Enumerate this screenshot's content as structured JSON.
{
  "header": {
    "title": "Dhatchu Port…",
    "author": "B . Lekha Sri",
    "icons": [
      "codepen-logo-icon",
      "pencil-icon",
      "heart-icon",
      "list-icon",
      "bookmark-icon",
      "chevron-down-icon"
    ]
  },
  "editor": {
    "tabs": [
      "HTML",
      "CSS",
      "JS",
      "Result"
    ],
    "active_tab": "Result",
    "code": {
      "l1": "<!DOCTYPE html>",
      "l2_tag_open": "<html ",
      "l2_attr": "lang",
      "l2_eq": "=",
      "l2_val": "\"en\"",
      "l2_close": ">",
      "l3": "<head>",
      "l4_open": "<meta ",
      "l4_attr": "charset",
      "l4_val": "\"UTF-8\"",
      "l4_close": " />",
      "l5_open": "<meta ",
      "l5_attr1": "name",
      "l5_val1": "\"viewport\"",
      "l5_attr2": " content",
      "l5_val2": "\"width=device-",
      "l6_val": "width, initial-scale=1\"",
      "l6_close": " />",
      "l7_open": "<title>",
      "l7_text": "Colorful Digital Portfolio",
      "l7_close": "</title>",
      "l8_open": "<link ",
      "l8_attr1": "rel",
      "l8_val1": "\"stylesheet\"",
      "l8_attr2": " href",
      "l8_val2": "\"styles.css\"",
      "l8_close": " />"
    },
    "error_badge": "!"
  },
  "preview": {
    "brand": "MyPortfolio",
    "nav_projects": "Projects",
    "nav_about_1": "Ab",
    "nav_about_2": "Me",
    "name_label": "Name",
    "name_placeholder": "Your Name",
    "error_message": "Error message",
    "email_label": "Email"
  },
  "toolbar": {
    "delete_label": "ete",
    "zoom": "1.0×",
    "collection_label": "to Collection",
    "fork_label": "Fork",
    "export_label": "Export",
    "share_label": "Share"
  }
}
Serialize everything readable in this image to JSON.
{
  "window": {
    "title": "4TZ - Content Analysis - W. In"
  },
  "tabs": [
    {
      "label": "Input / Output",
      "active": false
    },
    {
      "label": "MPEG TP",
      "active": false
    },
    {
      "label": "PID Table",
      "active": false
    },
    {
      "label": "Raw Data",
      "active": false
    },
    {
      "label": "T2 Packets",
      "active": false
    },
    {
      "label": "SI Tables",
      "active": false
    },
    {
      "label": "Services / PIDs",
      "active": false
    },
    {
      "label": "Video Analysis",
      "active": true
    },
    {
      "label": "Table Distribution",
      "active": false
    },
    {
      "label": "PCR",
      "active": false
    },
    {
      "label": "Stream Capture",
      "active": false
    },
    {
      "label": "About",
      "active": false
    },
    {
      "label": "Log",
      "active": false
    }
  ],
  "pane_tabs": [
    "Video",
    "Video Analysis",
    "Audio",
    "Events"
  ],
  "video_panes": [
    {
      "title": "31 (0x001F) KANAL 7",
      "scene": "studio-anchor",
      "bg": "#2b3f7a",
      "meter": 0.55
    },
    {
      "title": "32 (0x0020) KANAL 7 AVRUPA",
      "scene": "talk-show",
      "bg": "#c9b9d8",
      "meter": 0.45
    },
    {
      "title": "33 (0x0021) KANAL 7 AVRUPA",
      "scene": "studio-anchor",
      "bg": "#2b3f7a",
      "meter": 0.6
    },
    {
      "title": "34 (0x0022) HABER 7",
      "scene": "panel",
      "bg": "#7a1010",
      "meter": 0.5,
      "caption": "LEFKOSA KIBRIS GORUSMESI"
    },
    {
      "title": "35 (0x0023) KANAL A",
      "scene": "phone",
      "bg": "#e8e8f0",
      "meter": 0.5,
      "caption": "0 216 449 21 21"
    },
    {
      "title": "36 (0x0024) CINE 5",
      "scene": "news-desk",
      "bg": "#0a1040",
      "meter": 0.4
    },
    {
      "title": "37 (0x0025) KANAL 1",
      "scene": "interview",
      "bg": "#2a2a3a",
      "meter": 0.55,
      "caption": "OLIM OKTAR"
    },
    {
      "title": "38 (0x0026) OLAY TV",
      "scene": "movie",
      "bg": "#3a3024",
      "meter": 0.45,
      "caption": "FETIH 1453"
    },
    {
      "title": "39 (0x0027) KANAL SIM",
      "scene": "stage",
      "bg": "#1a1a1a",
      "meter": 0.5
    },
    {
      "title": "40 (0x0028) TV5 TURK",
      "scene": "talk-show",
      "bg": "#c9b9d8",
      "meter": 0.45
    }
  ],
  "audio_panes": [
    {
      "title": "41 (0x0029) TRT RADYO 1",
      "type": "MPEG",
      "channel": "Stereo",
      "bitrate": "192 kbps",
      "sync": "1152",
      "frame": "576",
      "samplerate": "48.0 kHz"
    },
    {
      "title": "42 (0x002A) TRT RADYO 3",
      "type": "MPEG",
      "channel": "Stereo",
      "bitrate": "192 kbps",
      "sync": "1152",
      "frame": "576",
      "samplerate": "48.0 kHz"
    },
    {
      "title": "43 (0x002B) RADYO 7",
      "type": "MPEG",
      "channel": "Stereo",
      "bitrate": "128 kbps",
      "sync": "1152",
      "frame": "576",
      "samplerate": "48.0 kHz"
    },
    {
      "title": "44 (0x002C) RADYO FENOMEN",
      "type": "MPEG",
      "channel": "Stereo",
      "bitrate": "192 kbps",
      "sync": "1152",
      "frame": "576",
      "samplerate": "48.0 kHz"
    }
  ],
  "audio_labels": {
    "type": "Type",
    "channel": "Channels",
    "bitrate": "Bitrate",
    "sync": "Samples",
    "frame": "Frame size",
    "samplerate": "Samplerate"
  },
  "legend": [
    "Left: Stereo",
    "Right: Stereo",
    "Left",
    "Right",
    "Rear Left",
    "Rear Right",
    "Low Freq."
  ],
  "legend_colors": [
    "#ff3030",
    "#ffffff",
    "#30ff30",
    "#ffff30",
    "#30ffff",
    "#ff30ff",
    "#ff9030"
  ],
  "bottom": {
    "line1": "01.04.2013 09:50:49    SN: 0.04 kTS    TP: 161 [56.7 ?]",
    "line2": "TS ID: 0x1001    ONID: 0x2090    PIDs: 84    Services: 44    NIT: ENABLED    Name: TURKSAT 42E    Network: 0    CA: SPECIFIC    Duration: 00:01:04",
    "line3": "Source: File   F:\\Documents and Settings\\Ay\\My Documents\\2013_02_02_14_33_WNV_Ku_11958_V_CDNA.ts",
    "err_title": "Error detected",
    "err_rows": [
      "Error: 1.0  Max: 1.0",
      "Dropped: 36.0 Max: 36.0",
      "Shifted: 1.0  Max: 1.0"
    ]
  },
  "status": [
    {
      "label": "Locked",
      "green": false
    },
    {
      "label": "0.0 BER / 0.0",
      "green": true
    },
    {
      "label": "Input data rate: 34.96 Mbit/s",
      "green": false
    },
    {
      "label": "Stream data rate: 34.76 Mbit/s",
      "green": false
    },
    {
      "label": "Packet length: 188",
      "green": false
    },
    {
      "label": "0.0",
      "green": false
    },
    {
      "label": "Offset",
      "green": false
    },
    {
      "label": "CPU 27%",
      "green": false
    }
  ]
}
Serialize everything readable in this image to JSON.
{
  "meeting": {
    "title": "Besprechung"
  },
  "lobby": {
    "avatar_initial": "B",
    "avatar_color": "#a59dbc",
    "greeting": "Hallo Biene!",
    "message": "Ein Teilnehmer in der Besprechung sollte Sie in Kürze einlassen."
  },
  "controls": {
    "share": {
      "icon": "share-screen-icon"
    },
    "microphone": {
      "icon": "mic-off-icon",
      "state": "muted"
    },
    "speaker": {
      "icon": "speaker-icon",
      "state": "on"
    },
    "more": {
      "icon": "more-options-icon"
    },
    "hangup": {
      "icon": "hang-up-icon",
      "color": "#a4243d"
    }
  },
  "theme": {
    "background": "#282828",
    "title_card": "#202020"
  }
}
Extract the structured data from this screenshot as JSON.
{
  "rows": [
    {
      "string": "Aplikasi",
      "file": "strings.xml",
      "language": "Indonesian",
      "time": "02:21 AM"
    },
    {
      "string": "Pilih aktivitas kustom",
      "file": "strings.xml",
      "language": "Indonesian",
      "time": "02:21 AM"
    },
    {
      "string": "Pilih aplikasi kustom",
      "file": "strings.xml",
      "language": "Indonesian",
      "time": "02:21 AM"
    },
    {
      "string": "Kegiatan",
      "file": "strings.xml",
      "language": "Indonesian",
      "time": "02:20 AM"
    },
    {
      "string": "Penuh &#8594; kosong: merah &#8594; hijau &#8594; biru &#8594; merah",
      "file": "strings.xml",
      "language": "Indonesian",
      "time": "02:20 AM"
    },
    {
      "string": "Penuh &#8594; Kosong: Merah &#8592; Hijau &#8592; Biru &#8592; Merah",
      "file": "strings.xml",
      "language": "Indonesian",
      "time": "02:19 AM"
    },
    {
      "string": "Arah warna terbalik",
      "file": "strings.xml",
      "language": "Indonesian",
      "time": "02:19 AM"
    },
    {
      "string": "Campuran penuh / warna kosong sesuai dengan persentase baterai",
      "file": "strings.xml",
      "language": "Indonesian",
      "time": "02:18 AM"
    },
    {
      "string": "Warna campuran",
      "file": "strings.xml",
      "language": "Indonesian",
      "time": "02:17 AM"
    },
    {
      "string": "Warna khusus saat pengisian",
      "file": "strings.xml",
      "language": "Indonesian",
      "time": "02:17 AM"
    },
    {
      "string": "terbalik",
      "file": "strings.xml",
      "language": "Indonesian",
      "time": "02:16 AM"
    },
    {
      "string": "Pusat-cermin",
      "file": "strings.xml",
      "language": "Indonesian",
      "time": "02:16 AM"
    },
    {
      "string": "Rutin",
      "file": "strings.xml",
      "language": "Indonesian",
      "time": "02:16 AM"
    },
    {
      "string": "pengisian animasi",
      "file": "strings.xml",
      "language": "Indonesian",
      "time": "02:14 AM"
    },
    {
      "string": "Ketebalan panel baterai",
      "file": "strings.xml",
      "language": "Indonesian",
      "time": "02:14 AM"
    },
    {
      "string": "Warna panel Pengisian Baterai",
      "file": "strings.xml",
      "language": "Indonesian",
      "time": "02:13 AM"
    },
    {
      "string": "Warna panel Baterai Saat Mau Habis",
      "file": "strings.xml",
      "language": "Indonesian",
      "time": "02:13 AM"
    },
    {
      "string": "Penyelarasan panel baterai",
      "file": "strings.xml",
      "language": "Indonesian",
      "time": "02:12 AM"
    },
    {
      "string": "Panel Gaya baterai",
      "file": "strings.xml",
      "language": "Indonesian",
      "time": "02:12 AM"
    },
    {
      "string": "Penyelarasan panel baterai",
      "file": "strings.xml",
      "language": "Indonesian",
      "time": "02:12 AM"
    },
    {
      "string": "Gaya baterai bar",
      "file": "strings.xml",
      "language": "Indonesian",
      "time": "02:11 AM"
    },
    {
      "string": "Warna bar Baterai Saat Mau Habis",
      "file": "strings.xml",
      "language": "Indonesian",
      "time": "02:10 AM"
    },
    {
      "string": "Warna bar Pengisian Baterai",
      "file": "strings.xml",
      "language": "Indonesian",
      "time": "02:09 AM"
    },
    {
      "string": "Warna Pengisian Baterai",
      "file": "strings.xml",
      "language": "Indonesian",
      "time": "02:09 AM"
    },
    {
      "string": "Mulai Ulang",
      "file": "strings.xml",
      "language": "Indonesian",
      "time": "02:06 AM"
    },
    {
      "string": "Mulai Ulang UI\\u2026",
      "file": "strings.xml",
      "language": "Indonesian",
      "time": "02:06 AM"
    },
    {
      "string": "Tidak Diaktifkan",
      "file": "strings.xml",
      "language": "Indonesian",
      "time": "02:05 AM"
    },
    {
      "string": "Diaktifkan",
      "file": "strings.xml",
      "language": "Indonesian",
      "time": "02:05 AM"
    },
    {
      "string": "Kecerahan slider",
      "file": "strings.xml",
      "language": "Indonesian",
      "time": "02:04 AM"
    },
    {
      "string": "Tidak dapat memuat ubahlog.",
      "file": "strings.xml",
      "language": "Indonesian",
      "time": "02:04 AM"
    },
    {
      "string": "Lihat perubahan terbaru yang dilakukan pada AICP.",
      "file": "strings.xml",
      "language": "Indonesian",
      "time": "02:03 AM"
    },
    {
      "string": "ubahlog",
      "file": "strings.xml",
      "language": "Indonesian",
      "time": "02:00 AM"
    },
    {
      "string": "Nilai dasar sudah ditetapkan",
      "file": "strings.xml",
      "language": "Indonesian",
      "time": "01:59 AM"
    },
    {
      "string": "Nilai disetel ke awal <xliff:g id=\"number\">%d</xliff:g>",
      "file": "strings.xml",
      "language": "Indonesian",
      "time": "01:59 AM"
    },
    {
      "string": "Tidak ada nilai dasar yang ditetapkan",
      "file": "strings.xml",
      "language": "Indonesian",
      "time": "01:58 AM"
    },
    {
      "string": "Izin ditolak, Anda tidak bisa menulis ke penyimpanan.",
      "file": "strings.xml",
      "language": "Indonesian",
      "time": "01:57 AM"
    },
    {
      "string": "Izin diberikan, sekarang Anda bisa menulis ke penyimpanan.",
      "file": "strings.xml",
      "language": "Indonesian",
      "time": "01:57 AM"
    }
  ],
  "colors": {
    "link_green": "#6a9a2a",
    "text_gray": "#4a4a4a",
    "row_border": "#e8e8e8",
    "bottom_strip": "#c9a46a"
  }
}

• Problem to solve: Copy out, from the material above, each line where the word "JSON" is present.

• Solution to this exercise:
Enumerate this screenshot's content as structured JSON.
Serialize everything readable in this image to JSON.
Serialize everything readable in this image to JSON.
Extract the structured data from this screenshot as JSON.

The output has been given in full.